Higher Education

The Role of Implementation in High Impact Practices

Source: Pixabay

The mere existence of high impact practices does not produce results. Much depends on the way such practices are implemented.

High impact practices are a set of experiences that have been shown to improve student learning. Recently, Inside Higher Education reported on research published in The Journal of Higher Education that suggests that such practices do not lead to improved learning and higher graduation rates.  Marjorie Valbrun reports that the study concluded that “the graduation rates at colleges that incorporated all the practices were not higher than those that used few if any of the practices.” Such conclusions suggest that “examining the connection between the recommended practices and institutional outcomes was important because of the widespread use of the practices ‘at the expense of other possible offerings'” (Valbrun). This could lead some to suggest that we abandon high-impact practices for other types of activities.

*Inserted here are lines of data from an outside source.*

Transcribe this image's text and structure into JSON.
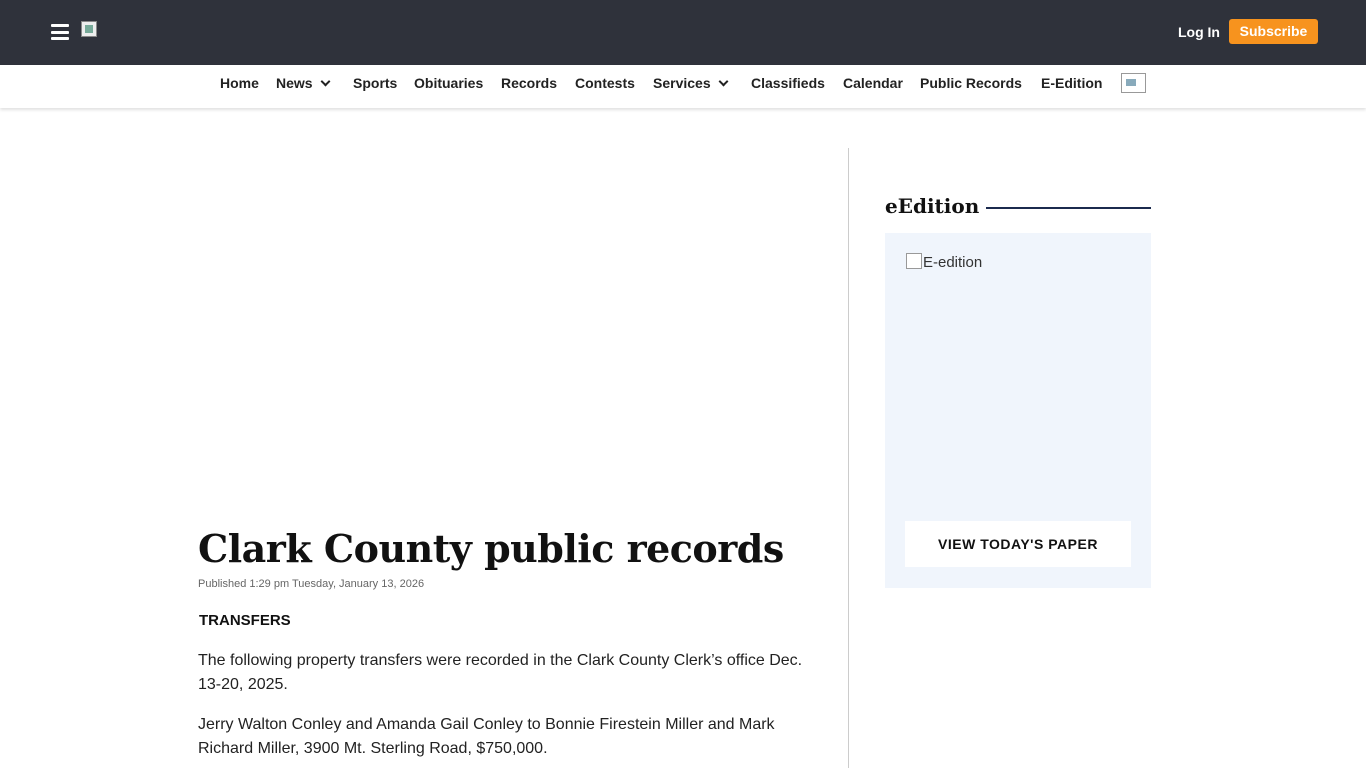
{
  "header": {
    "login_label": "Log In",
    "subscribe_label": "Subscribe",
    "subscribe_color": "#f7931e",
    "bg_color": "#2f323b"
  },
  "nav": {
    "items": [
      {
        "label": "Home"
      },
      {
        "label": "News",
        "dropdown": true
      },
      {
        "label": "Sports"
      },
      {
        "label": "Obituaries"
      },
      {
        "label": "Records"
      },
      {
        "label": "Contests"
      },
      {
        "label": "Services",
        "dropdown": true
      },
      {
        "label": "Classifieds"
      },
      {
        "label": "Calendar"
      },
      {
        "label": "Public Records"
      },
      {
        "label": "E-Edition"
      }
    ]
  },
  "article": {
    "headline": "Clark County public records",
    "published": "Published 1:29 pm Tuesday, January 13, 2026",
    "section": "TRANSFERS",
    "paragraphs": [
      "The following property transfers were recorded in the Clark County Clerk’s office Dec. 13-20, 2025.",
      "Jerry Walton Conley and Amanda Gail Conley to Bonnie Firestein Miller and Mark Richard Miller, 3900 Mt. Sterling Road, $750,000."
    ]
  },
  "sidebar": {
    "edition_title": "eEdition",
    "edition_image_alt": "E-edition",
    "view_button": "VIEW TODAY'S PAPER"
  }
}
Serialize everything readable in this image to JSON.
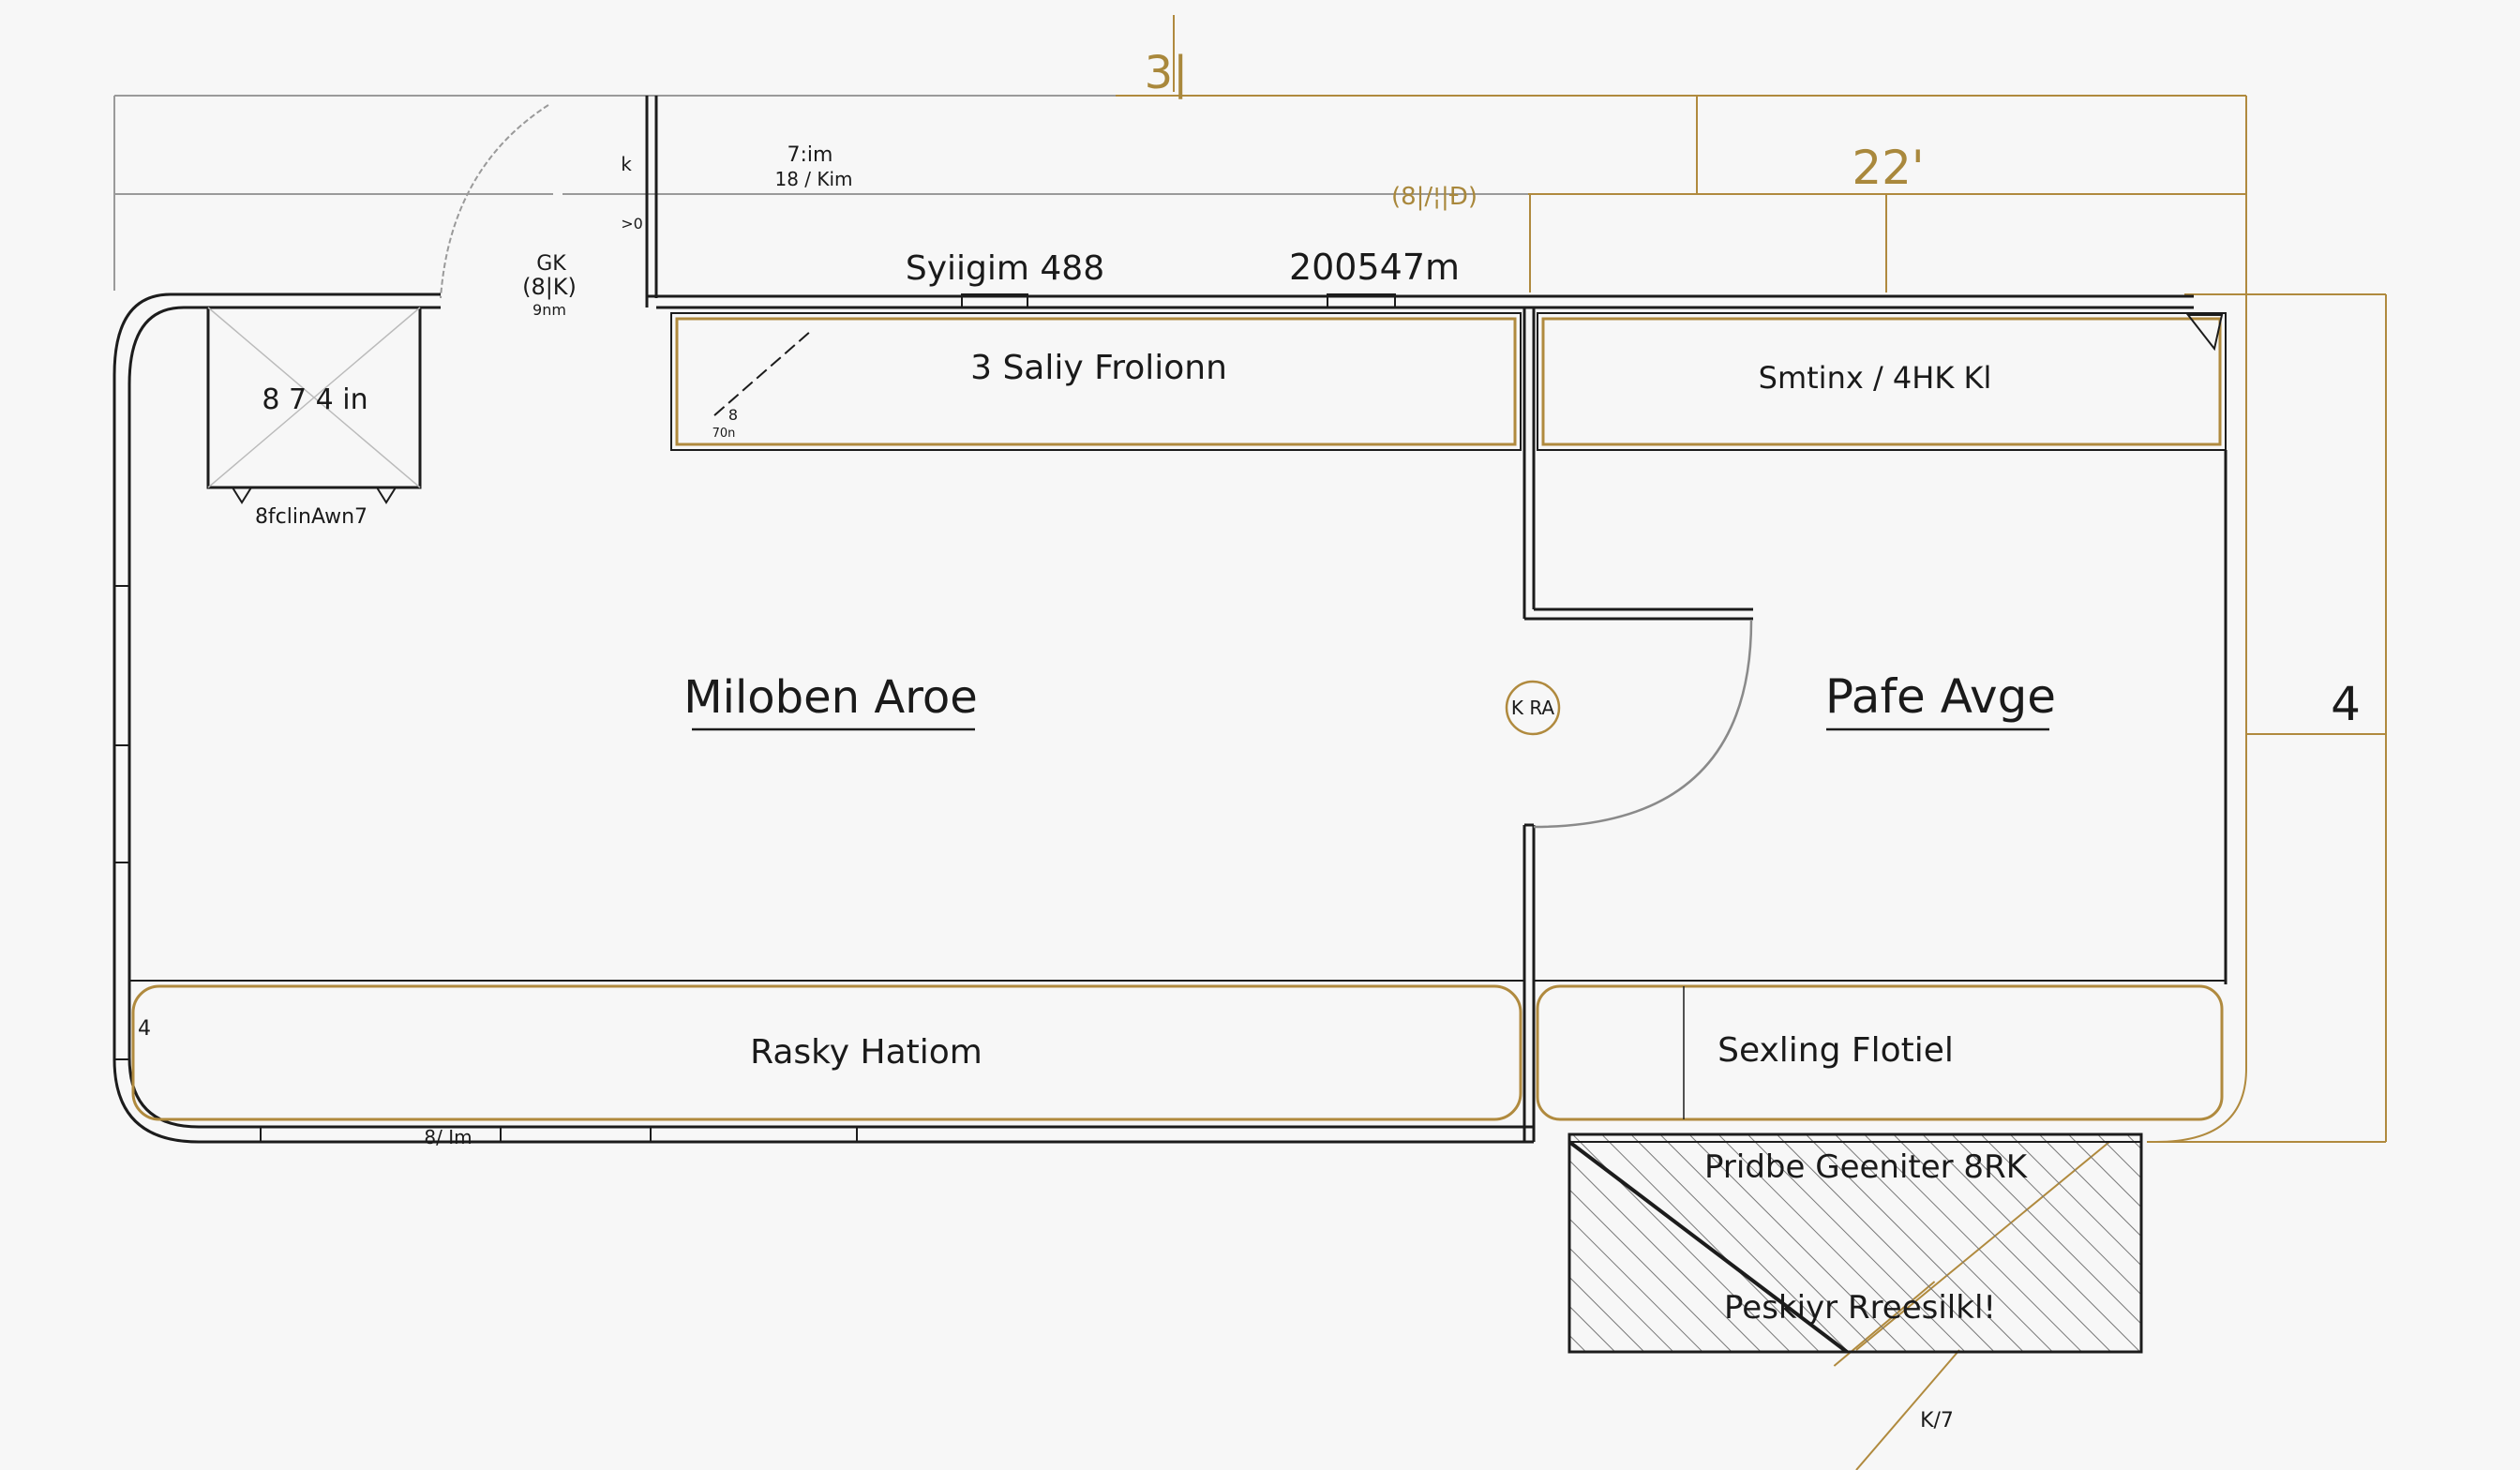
{
  "dimensions": {
    "top": "3|",
    "right_upper": "22'",
    "right_side": "4",
    "mid_gold": "(8|/¦|Đ)",
    "top_small_1": "7:im",
    "top_small_2": "18 / Kim",
    "gk_1": "GK",
    "gk_2": "(8|K)",
    "gk_3": "9nm",
    "bottom_small": "8/ Im",
    "side_small_1": "k",
    "side_small_2": ">0",
    "corner_small": "4",
    "diag_small_1": "8",
    "diag_small_2": "70n",
    "bottom_leader": "K/7"
  },
  "labels": {
    "window_left": "Syiigim 488",
    "window_right": "200547m",
    "closet": "8 7 4 in",
    "closet_sub": "8fclinAwn7",
    "counter_top_left": "3 Saliy Frolionn",
    "counter_top_right": "Smtinx / 4HK  Kl",
    "room_left": "Miloben Aroe",
    "room_right": "Pafe Avge",
    "center_marker": "K RA",
    "counter_bottom_left": "Rasky Hatiom",
    "counter_bottom_right": "Sexling Flotiel",
    "hatch_top": "Pridbe Geeniter 8RK",
    "hatch_bottom": "Peskiyr Rreesilkl!"
  },
  "colors": {
    "accent_gold": "#b08a3e",
    "wall": "#1c1c1c",
    "guide_grey": "#9a9a9a"
  }
}
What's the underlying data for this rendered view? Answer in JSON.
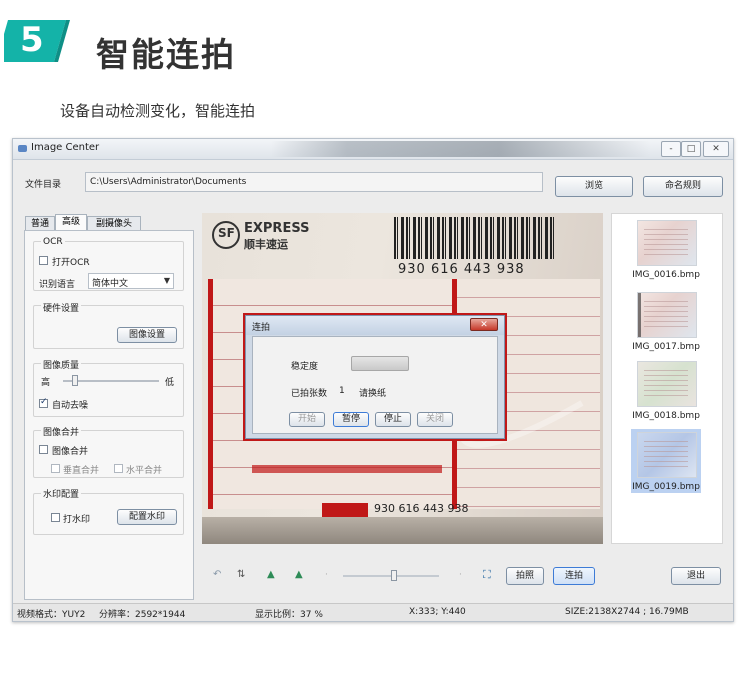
{
  "header": {
    "step_number": "5",
    "title": "智能连拍",
    "subtitle": "设备自动检测变化，智能连拍"
  },
  "window": {
    "title": "Image Center",
    "controls": [
      "-",
      "□",
      "✕"
    ],
    "file_dir_label": "文件目录",
    "file_dir_value": "C:\\Users\\Administrator\\Documents",
    "browse_label": "浏览",
    "naming_rule_label": "命名规则"
  },
  "tabs": [
    "普通",
    "高级",
    "副摄像头"
  ],
  "panel": {
    "ocr_group": "OCR",
    "open_ocr": "打开OCR",
    "lang_label": "识别语言",
    "lang_value": "简体中文",
    "hardware_group": "硬件设置",
    "image_settings_btn": "图像设置",
    "quality_group": "图像质量",
    "quality_high": "高",
    "quality_low": "低",
    "quality_level": 0.1,
    "auto_denoise": "自动去噪",
    "merge_group": "图像合并",
    "merge_image": "图像合并",
    "merge_vertical": "垂直合并",
    "merge_horizontal": "水平合并",
    "watermark_group": "水印配置",
    "watermark_check": "打水印",
    "watermark_btn": "配置水印"
  },
  "preview": {
    "brand": "EXPRESS",
    "brand_cn": "顺丰速运",
    "waybill": "930 616 443 938",
    "waybill_bottom": "930 616 443 938"
  },
  "dialog": {
    "title": "连拍",
    "stability_label": "稳定度",
    "count_label": "已拍张数",
    "count_value": "1",
    "prompt": "请换纸",
    "buttons": [
      "开始",
      "暂停",
      "停止",
      "关闭"
    ]
  },
  "thumbnails": [
    {
      "label": "IMG_0016.bmp",
      "selected": false
    },
    {
      "label": "IMG_0017.bmp",
      "selected": false
    },
    {
      "label": "IMG_0018.bmp",
      "selected": false
    },
    {
      "label": "IMG_0019.bmp",
      "selected": true
    }
  ],
  "toolbar": {
    "capture": "拍照",
    "burst": "连拍",
    "exit": "退出"
  },
  "statusbar": {
    "video_format": "视频格式：YUY2",
    "resolution": "分辨率：2592*1944",
    "scale": "显示比例：37 %",
    "coords": "X:333; Y:440",
    "size": "SIZE:2138X2744 ; 16.79MB"
  },
  "colors": {
    "badge": "#14b3a8",
    "accent_red": "#c01818",
    "selection_blue": "#3d7bd6"
  }
}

Soon after, George Kuh, author of High Impact Educational Practices: What They Are, Who Has Access to Them, and Why They Matter (2008), and Jillian Kinzie penned a response in Inside Higher Education, raising an important, overlooked aspect of the study. In addition to the circumstances of the students, they argue that “simply offering and labeling an activity a HIP does not necessarily guarantee that students who participate in it will benefit in the ways much of the extant literature claims.” In other words, the high-impact practice needs to be deliberately structured to achieve certain results. Its mere existence will not create positive results for students.

Much like when we teach classes, we need to envision what we hope to accomplish when we embark on a high impact practice in our institutions and how we seek to meet those goals. More importantly, we have to think about how such experiences will impact the student and what the student will take away from the experience. Are we simply adding a line to a student’s resume for a job or a cv for graduate school? Are merely creating data points for institutional data? Or, are we providing an experience and tangible products from that experience that students can share?

This is something I’m working on as I continue to implement our institution’s Quality Enhancement Plan (QEP) for reaccreditation, which is undergraduate research, a high-impact practice. Creating ways to leverage these experiences will also make them more meaningful to students, who sometimes overlook the continued benefit of the experiences for later in their lives and focus on just doing them. One possible approach is combining high-impact practices. In addition to undergraduate student research, the overview of “High-Impact Educational Practices” published on the Association of American Colleges & Universities site lists other HIPs that may reinforce the positive impact of undergraduate research. I’m thinking of how making undergraduate research collaborative and culminate in projects or encouraging students to create research portfolios from their classwork may increase the positive impact of undergraduate research.

What is clear is that we must give careful thought not just to implementing such practices, but how we implement such practices.

 

Sources

“High-Impact Educational Practices.” Association of American Colleges & Universities  https://www.insidehighered.com/views/2018/05/01/kuh-and-kinzie-respond-essay-questioning-high-impact-practices-opinion (10 May 2018).

Kuh, George D. “What Really Makes a ‘High-Impact’ Practice High Impact?” Inside Higher Education 1 May 2018. https://www.insidehighered.com/views/2018/05/01/kuh-and-kinzie-respond-essay-questioning-high-impact-practices-opinion (10 May 2018).

Valbrun, Majorie. “Maybe Not So ‘High Impact’?” Inside Higher Education. 25 Apr 2018. https://www.insidehighered.com/news/2018/04/25/study-questions-whether-high-impact-practices-yield-higher-graduation-rates (10 May 2018).

 

Creative Commons License
The Role of Implementation in High Impact Practices by Crystal S. Anderson is licensed under a Creative Commons Attribution-NonCommercial 4.0 International License.